Professor Parker is Director of the University of Birmingham Positron Imaging Centre, dedicated to applying variants of the medical imaging technique Positron Emission Tomography to study flows in engineering and the physical sciences. In particular, the technique Positron Emission Particle Tracking (PEPT) enables a small radioactively-labelled particle to be accurately tracked as it moves between the detectors of a positron camera. Professor Parker is co-author of over 120 publications in refereed journals. In 2008 he was awarded the Institute of Physics’ Joule Medal “for the creation of positron emission particle tracking as a practical tool in a wide variety of engineering applications”.
Professor Parker is also responsible for the Birmingham MC40 cyclotron. In addition to producing the short-lived radioisotopes required by the Positron Imaging Centre, the cyclotron is used for research in areas ranging from medicine to materials sciences, and (operating as Alta Cyclotron Services Ltd) provides commercial irradiation services.
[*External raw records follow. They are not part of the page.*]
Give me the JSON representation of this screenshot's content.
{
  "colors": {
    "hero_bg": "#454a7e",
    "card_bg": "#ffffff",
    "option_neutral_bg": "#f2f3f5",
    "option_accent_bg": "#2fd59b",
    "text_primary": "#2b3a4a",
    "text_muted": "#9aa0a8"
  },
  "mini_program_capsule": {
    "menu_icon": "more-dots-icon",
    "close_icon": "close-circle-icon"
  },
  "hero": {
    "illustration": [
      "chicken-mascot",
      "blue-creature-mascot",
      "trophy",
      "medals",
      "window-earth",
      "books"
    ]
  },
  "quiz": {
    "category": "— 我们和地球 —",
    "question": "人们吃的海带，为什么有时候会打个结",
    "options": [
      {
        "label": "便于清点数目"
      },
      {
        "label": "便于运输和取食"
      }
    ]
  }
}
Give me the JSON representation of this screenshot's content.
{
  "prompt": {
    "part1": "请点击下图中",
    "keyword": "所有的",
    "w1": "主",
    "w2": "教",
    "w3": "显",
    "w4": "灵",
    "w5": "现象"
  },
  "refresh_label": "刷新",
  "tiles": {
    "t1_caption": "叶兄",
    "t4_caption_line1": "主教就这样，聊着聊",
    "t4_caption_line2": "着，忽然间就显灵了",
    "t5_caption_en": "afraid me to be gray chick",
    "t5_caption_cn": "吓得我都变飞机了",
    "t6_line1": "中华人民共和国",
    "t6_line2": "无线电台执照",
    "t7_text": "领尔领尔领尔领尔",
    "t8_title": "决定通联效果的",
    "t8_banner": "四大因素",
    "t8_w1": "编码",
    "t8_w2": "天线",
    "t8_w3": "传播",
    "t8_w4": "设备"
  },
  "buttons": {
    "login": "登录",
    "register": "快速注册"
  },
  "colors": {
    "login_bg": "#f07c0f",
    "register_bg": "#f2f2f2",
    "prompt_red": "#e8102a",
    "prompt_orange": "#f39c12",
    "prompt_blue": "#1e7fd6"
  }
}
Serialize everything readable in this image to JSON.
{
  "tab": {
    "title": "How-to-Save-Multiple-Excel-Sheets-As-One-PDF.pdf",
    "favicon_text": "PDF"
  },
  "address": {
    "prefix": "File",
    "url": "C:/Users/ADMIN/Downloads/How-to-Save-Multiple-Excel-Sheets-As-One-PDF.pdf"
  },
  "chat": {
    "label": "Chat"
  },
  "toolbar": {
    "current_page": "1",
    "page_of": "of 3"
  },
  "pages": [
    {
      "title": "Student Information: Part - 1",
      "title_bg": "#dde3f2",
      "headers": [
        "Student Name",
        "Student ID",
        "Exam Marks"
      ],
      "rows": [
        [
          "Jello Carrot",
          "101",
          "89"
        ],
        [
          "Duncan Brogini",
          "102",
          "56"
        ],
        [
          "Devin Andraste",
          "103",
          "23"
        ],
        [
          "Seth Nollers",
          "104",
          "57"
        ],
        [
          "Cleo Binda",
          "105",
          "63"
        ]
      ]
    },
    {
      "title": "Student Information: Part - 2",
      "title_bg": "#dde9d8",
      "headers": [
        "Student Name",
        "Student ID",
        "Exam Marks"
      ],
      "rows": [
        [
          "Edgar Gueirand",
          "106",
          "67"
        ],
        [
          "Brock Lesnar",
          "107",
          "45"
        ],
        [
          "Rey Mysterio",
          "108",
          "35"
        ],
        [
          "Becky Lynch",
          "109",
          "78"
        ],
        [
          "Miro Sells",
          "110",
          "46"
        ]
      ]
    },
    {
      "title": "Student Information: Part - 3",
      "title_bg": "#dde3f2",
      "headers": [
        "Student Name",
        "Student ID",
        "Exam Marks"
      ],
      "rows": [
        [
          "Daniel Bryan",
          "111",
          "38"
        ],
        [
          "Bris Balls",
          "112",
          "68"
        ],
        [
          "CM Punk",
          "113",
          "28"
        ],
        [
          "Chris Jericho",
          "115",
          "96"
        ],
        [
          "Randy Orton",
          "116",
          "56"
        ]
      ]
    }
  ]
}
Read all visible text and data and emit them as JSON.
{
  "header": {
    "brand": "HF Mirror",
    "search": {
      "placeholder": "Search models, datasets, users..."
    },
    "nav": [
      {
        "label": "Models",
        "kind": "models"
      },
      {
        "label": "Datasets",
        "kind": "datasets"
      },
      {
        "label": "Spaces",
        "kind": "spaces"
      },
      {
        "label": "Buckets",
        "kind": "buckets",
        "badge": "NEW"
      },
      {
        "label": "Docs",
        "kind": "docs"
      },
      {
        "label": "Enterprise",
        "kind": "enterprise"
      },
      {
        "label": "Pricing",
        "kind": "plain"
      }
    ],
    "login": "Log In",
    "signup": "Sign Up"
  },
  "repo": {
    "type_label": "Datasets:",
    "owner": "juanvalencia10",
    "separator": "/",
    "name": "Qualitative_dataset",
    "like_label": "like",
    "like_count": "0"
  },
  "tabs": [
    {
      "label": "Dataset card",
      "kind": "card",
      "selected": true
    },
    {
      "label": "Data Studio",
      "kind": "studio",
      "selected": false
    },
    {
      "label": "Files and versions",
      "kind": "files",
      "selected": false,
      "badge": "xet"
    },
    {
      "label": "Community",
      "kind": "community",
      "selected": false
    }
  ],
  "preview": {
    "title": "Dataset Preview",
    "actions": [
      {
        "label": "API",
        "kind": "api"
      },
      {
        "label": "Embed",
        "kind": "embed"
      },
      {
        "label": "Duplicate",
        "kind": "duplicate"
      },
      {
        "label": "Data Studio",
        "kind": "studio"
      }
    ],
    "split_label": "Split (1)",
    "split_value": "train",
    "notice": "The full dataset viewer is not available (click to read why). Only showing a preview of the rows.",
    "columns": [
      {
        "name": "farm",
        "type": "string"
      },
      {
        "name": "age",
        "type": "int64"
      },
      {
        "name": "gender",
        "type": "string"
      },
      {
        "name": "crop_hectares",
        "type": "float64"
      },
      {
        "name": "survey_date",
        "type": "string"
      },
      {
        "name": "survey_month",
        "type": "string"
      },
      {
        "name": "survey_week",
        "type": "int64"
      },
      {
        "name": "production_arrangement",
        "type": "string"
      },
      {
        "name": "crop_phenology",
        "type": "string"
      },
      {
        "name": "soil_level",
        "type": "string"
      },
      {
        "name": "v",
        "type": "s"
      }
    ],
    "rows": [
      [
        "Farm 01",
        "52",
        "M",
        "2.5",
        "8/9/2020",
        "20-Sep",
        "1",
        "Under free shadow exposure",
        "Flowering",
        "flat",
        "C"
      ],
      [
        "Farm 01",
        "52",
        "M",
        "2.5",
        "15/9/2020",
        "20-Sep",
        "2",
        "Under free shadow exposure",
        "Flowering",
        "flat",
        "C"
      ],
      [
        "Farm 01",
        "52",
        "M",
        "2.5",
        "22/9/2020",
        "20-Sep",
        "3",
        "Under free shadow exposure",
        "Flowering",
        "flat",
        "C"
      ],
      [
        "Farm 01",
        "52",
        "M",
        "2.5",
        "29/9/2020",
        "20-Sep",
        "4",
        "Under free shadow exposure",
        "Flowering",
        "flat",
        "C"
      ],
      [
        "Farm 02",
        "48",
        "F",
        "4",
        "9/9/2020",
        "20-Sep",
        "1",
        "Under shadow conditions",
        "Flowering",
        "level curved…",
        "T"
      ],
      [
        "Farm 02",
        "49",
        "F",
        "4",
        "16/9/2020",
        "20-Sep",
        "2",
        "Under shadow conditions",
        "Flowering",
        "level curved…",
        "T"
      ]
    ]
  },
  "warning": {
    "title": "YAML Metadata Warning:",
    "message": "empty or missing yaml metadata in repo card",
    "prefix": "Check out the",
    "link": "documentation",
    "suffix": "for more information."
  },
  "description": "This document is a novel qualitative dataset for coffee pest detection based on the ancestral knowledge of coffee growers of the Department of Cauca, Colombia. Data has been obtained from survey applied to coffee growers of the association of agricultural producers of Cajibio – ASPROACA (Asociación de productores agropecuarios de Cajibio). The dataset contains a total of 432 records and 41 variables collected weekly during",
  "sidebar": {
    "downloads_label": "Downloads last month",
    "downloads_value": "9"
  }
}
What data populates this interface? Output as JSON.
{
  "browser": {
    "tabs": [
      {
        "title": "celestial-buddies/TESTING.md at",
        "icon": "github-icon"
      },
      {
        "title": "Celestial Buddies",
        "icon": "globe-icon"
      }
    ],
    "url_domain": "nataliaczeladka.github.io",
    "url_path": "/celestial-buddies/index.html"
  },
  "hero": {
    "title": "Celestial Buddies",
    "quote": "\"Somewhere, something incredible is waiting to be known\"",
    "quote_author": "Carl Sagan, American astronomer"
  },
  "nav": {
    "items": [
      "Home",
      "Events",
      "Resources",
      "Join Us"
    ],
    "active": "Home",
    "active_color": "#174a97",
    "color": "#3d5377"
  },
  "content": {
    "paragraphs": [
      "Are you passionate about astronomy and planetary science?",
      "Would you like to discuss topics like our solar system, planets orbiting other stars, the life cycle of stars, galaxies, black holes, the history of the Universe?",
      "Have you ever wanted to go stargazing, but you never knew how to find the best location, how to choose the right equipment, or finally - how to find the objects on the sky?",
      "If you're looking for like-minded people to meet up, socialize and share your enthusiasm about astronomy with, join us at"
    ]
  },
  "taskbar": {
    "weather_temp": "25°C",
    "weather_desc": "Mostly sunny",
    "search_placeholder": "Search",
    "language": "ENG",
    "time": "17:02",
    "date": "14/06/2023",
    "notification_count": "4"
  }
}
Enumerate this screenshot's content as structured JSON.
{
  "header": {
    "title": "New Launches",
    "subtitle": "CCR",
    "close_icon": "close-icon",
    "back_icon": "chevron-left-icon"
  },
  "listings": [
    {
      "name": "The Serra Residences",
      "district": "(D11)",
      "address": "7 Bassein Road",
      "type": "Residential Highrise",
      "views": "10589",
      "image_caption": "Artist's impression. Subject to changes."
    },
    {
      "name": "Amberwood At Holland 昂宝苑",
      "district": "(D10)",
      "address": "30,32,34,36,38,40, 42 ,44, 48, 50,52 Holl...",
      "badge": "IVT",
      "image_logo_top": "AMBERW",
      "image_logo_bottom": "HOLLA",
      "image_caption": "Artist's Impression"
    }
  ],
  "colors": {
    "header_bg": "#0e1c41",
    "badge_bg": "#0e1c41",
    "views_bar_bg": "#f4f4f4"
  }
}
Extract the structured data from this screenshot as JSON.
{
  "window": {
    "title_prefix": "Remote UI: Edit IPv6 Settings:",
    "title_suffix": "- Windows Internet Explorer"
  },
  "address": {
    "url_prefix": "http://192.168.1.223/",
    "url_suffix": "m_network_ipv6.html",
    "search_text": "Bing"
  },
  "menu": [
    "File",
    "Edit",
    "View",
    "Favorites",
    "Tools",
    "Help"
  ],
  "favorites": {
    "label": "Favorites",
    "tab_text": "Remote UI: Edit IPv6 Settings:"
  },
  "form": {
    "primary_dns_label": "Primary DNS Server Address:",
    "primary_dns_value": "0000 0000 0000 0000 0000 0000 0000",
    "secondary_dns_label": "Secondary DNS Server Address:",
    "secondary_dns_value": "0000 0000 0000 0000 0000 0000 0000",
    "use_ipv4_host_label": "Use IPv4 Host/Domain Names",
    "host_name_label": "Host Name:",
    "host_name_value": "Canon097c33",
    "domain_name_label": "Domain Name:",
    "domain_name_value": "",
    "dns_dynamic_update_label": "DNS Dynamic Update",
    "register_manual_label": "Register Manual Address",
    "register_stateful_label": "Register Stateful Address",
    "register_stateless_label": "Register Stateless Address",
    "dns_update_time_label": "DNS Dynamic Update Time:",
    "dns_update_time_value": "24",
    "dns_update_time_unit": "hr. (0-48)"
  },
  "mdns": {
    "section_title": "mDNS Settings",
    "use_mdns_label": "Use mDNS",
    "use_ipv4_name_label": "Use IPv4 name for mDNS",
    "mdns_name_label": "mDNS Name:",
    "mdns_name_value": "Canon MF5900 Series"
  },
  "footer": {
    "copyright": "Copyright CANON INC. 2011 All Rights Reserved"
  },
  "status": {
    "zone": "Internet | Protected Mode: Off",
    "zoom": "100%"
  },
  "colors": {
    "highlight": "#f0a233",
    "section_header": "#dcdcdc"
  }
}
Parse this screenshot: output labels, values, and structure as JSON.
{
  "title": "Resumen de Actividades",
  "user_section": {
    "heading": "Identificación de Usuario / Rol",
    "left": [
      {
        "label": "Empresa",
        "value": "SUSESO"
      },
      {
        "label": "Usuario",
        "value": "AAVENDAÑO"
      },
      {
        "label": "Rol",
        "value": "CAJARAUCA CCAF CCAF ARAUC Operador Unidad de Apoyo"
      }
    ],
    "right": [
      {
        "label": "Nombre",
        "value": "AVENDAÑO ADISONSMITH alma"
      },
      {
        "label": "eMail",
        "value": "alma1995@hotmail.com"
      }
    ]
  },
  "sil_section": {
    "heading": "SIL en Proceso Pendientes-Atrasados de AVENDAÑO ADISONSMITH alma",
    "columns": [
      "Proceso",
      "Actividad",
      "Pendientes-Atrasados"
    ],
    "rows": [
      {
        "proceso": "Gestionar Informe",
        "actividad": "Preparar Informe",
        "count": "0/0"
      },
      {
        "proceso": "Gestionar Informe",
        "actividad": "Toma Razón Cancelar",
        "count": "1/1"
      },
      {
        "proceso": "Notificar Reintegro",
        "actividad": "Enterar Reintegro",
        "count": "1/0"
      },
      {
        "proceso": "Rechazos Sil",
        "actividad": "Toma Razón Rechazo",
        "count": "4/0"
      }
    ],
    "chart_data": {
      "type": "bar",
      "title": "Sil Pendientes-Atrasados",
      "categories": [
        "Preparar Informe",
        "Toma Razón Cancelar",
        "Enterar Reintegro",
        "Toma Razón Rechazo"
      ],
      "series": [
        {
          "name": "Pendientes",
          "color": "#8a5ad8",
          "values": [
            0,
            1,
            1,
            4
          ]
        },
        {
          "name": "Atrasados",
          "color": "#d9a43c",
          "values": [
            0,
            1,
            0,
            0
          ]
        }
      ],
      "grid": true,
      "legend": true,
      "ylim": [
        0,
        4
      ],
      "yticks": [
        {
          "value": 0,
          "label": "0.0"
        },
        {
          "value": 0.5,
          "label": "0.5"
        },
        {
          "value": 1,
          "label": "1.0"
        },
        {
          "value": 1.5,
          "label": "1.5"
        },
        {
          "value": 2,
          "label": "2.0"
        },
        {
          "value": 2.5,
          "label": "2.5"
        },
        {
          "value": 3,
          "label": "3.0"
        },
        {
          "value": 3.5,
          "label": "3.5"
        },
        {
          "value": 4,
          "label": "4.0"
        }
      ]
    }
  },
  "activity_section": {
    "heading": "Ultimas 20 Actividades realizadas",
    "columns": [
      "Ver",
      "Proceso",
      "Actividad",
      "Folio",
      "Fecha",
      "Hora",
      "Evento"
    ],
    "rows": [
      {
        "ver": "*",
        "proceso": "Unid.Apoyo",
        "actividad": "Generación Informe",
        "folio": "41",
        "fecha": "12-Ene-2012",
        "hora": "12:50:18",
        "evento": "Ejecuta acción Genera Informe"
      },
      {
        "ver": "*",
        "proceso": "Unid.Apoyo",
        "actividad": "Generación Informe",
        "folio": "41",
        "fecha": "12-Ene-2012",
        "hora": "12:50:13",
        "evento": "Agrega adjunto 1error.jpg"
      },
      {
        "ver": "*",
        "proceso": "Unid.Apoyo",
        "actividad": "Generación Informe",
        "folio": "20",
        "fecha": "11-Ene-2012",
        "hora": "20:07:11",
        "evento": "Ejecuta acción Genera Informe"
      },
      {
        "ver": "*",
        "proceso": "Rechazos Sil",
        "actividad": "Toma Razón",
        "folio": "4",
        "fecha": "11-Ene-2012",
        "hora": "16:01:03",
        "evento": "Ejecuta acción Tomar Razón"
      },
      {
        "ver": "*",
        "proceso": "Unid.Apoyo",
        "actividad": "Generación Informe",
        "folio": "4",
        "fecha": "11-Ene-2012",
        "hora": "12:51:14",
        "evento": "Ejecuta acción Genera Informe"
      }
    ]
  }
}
Professor Parker is programme director of the MSc in Medical and Radiation Physics.
David Parker graduated in Mathematics from Cambridge in 1979 and worked for the next ten years in the Nuclear Physics Division of the UKAEA’s Harwell Laboratory, developing applied nuclear techniques. In 1989 he joined the School of Physics and Astronomy at the University of Birmingham, where he has been responsible for developing the PEPT technique. Between 2002-2004 he oversaw the transfer of the MC40 Cyclotron from Minneapolis to Birmingham. In 2003 he was awarded a five year EPSRC Senior Fellowship to allow him to concentrate on research, and in 2007 he was appointed to a personal chair in Physics.
Professor Parker’s group is working on development of the PET and PEPT techniques, including improvements in tracer labelling and construction of improved positron cameras using redundant medical equipment. Recently he has taken a particular interest in the use of PEPT to study for fundamental granular dynamics studies.